to envisage any exceptional i/o conditions and what should be done to cater for
them – such as numbers out of range, or data in the wrong format. Once this has
been done, one can then look into the development of an algorithm which, amounts
to a well defined and complete series of operations, and will produce the
results which you expect. This isn’t the sort of exercise that can be carried
out on the back of an envelope!
Some folk like to use flow charts to help in the production of the algorithm but
the production of a decent flow-chart is not an easy task – most people tend to
become bogged down in program flow to the virtual exclusion of the program’s
function, particularly when dealing with large or complicated programs. It it
difficult to confine some types of flow charts to one piece of paper – no matter
where one starts on a piece of paper, the @?*! chart seems to spread onto
several overspill sheets! An additional problem in flow-charting occurs when
the user is unsure about the amount of detail needed – so that some sections of
a program are dealt with in minute detail while other sections are less
adequately covered. It is perhaps best to use flow-charts to help sort out
problems associated with parts of programs where difficulty is experienced or
where the logic may be complex but in general, one should lose no sleep if one
cannot draw one!
Program design is important and these preliminary steps should not be carried
out at the keyboard – one should, initially, concentrate on producing a plan for
a modular program in which each unit contains a manageable number of lines (not
more than, say 30 of 40). It is a good idea to place, say, output routines into
subroutines (such as GOSUBs) rather than in the main part of the program unless
they are used once only. These subroutines themselves use other
subroutines, so the importance of a well-structured program becomes apparent.
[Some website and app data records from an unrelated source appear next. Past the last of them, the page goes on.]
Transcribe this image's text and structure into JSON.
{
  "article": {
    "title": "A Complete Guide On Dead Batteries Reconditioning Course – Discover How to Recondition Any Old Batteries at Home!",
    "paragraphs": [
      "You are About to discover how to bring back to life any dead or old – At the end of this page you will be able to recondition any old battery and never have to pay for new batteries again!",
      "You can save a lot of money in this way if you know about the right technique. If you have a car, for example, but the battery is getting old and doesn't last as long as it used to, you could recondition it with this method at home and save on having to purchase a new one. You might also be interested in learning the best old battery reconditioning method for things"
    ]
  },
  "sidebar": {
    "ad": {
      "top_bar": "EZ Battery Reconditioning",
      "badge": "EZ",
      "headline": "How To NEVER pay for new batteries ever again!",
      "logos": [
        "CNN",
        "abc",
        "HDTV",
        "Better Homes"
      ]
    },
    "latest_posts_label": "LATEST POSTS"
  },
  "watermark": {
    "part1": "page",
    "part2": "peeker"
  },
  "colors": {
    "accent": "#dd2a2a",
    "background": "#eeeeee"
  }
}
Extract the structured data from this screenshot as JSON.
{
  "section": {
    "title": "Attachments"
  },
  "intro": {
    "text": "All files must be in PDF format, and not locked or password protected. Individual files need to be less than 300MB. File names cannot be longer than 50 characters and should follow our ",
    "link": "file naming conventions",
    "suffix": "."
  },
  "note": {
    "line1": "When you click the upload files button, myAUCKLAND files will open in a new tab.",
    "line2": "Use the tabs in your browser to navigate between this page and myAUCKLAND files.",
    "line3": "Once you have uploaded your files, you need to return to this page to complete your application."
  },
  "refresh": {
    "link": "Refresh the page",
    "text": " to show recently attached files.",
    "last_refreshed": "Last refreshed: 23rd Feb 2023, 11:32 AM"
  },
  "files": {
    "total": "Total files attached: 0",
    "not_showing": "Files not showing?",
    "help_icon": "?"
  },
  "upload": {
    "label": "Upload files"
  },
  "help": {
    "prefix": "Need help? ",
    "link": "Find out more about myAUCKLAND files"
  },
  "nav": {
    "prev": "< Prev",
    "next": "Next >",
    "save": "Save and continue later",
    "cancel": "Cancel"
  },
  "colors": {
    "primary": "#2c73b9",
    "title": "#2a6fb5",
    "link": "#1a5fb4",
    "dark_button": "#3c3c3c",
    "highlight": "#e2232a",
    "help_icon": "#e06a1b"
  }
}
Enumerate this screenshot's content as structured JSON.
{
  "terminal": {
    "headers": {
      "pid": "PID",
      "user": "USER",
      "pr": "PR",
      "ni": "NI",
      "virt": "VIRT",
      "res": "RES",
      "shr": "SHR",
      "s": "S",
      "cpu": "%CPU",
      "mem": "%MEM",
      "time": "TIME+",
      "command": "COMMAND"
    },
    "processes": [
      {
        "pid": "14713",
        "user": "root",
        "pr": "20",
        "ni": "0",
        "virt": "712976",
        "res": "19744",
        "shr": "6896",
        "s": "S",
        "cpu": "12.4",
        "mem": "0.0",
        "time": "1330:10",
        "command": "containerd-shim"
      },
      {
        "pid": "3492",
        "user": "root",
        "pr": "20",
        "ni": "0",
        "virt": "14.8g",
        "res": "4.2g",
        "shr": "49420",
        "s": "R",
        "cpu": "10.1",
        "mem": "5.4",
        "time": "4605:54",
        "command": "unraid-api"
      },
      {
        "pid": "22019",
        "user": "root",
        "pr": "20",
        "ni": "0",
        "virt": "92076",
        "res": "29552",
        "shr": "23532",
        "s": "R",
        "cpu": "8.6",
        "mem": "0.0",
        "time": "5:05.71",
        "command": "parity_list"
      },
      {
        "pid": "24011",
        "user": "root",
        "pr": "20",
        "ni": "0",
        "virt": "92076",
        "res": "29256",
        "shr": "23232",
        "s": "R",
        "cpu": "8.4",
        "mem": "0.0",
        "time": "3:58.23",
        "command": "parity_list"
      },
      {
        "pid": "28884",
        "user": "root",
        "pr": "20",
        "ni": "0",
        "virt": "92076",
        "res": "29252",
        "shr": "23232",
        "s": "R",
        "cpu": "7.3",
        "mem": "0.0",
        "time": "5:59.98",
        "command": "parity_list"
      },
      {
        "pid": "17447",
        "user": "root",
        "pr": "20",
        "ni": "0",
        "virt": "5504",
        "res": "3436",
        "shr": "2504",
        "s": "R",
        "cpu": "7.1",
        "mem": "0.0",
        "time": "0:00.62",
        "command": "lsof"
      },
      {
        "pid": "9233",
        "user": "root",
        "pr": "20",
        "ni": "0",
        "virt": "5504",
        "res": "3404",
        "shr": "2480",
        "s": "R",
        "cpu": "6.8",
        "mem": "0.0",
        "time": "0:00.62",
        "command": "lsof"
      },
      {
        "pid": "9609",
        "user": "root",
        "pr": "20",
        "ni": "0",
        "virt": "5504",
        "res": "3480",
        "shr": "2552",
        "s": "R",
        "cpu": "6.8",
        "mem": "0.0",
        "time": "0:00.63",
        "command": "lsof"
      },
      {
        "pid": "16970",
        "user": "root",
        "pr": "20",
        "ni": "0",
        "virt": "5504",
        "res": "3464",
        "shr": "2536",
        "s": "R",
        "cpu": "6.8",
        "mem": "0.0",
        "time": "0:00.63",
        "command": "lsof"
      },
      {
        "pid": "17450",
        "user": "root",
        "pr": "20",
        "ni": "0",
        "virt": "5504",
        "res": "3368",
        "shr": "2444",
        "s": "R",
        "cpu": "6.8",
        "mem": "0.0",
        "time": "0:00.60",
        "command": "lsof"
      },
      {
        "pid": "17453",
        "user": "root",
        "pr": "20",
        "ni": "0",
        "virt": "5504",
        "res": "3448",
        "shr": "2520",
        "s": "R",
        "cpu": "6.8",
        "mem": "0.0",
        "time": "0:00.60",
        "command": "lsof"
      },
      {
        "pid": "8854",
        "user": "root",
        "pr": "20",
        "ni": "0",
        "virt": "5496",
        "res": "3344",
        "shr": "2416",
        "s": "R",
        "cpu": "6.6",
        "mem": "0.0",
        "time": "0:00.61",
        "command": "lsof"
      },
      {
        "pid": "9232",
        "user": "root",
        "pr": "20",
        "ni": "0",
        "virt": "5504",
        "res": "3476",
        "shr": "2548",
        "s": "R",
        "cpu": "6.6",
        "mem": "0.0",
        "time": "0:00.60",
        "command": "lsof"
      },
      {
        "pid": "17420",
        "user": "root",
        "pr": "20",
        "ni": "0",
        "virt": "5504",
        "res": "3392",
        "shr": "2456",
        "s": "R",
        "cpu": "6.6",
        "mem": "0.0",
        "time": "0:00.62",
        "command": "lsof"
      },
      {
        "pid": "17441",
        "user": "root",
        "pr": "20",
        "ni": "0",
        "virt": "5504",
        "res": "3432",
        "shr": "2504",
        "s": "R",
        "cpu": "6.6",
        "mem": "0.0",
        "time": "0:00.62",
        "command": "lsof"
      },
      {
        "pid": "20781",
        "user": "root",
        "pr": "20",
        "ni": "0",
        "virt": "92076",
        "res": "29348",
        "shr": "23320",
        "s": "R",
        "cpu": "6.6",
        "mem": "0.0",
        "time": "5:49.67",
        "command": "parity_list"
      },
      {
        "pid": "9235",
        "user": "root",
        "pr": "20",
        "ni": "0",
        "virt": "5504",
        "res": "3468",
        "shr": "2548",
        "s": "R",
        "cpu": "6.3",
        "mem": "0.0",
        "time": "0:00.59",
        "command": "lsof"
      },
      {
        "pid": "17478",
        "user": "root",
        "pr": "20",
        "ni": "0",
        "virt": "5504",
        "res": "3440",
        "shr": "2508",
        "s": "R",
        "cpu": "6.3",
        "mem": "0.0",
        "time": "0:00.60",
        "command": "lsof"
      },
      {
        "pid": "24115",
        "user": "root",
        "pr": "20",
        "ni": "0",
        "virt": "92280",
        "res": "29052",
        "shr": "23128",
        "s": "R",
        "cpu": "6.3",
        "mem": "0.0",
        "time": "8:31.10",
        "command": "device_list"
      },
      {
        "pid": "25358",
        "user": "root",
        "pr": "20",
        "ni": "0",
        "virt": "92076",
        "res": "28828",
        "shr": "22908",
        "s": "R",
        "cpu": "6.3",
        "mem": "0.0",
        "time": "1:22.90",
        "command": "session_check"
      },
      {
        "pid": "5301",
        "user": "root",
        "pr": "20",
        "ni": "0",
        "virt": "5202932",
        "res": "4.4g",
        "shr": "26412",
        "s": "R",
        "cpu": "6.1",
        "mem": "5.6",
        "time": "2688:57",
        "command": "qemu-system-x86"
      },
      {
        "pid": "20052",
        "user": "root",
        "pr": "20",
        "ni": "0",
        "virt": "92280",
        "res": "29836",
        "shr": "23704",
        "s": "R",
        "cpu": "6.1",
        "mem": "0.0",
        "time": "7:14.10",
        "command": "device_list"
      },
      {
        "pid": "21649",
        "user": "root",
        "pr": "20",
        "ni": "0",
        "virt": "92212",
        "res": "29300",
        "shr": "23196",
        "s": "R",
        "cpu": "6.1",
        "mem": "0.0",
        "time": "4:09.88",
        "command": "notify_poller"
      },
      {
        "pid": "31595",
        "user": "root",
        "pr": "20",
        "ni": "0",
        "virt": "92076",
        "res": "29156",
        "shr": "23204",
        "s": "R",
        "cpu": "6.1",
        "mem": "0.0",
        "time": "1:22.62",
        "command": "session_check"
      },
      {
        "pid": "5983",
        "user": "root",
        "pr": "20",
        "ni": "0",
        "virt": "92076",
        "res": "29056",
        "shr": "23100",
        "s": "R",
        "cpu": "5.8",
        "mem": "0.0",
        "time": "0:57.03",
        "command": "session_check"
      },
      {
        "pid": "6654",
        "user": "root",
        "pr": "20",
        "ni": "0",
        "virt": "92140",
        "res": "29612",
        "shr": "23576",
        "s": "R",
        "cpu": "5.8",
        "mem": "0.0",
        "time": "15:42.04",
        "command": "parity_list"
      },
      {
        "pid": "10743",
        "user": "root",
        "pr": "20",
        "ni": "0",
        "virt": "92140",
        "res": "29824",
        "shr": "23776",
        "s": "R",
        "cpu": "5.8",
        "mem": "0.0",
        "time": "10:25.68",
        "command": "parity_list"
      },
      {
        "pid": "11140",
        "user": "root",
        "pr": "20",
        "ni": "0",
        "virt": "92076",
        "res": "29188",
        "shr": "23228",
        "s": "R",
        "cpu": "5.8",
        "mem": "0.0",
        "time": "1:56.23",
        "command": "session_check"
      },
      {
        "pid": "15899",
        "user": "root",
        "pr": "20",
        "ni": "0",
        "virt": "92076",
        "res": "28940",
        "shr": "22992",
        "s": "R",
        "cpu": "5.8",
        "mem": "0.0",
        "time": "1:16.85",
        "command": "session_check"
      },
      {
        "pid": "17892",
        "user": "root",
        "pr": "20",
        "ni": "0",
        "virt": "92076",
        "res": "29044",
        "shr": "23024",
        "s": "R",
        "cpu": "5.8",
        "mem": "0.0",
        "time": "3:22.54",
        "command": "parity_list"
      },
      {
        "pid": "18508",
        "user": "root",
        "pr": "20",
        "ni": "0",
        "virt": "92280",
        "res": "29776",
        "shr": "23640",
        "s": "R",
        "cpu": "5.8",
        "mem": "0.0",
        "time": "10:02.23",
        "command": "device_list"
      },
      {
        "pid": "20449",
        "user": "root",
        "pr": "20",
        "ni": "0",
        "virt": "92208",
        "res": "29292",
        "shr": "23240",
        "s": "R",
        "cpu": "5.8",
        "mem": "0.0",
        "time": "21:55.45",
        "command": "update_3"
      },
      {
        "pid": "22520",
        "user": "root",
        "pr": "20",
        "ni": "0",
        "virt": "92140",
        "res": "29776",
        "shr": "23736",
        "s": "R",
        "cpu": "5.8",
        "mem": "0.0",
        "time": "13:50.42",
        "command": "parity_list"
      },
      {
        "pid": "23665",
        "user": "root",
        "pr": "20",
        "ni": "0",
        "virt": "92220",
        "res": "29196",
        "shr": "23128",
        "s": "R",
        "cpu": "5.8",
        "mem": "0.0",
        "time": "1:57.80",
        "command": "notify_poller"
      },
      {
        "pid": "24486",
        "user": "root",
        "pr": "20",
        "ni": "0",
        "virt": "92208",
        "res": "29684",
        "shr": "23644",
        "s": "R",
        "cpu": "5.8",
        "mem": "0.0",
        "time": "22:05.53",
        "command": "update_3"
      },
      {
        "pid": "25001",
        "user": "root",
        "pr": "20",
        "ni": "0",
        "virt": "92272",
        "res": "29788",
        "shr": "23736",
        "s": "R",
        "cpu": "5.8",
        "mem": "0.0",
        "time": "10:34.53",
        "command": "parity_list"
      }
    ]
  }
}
The best way to achieve this is by a ‘top-down’ approach in which the main part
of the program is coded and then checked for errors, and the outlines of the
subroutines established. The next stage consists of coding and checking the
subroutines which the main program cells – and so on until the program is
complete. This is the ideal situation and progress is often aided by tabulating
the stages within the profram; programmers who start with the subroutines and
end up with the main program may run into difficulties. Some work through from
to to bottom in a linear sequence and deserve the problems which they
frequently encounter. Most of us tend to start with the coding of the algorithm
or whatever comprises the heart of the program and to work down to the output
section then up to the Input section. There are fever snags to this approach
but it is much less efficient than a well-planned top-down approach. It is
always a good plan to keep a copy of the relationship of subroutines to the main
program so that (if necessary) additional subroutines can be included without
the bother of working out the program hierarchy all over again.
This probably causes more problems than any other aspect of programming in any
language. If you are certain that your program will only be run on a particular
type of machine which uses the sane dialect of whatever language you are using –
well, feel free to employ any machine or language implementation-dependencies
that grab you, but don’t expect your program to enjoy wider use unless you stick
to ‘basic’ BASIC or ‘portable’ FORTRAN or PASCAL where non-standard language
extensions, hence non-portability, do not apply.
This is true of programs published in this journal – those of us fortunate
enough to have disks and a copy of disk MBASIC are inclined to forget that
Nascom ROM BASIC is less well endowed with goodies (it’s one-third the size).
The problem becomes most acute when graphics are involved – or when data I/O is
required from particular ports which may have different addresses according to
the manufacturers’ whims. This point is well illustrated by the problems
involved in documenting the port allocations used by 80BUS beards from various
manufacturers – some of whom were not very cooperative (the sage of which
occupied the Editor of 80-Bus News in 1983).